It’s all part of a row over glyphosate . . . .
Its license for use in Europe is up for renewal but environmental groups want it banned after seizing on comments from a World Health Organization panel report that suggested it is a “probable” cause of cancer.
. . . .
Glyphosate’s EU authorization expires on June 30. . . . After fights with the European Parliament, . . . officials came up with a last-ditch compromise — a one- to two-year renewal period.
But hours before member countries had to submit a response to the European Commission’s plan, Germany’s environment minister issued a statement making her position clear.
“NEIN,” began a long statement issued on [May 24] by Barbara Hendricks, a member of the Social Democratic Party [SDP]. . .
. . . .

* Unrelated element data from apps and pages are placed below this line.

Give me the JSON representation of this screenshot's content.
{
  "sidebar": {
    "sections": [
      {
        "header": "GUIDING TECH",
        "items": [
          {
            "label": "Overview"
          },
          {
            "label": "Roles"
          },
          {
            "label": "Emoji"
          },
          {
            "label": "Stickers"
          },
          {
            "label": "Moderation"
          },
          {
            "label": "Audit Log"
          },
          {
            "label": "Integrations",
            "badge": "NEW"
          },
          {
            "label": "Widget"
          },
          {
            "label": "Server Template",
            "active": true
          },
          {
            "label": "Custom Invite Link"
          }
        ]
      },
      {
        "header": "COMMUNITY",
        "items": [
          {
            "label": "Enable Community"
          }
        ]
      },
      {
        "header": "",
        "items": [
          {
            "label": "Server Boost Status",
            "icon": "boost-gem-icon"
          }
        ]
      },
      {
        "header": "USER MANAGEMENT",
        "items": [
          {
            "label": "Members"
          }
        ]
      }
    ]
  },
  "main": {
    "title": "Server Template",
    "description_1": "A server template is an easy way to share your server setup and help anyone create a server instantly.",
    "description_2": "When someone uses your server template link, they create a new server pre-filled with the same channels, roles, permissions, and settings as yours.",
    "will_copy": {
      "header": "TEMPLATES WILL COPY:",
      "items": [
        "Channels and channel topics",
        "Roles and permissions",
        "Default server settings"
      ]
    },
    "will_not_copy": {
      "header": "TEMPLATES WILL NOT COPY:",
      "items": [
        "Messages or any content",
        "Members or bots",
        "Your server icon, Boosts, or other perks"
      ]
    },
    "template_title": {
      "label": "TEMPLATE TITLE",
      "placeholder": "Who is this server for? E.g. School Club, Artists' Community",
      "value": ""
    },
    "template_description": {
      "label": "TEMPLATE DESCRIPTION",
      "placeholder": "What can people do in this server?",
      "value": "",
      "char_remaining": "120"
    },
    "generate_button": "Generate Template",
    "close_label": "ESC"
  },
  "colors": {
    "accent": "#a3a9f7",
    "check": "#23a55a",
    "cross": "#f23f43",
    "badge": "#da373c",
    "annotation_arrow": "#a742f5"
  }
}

. . . . If . . . glyphosate is banned, the Commission’s fear is a multi-million euro lawsuit from industry.
German Agriculture Minister Christian Schmidt, of the Christian Social Union. . . backs the renewal and accused the SPD of putting politics over science.
Read full, original post: How German politics pushed Roundup into the weeds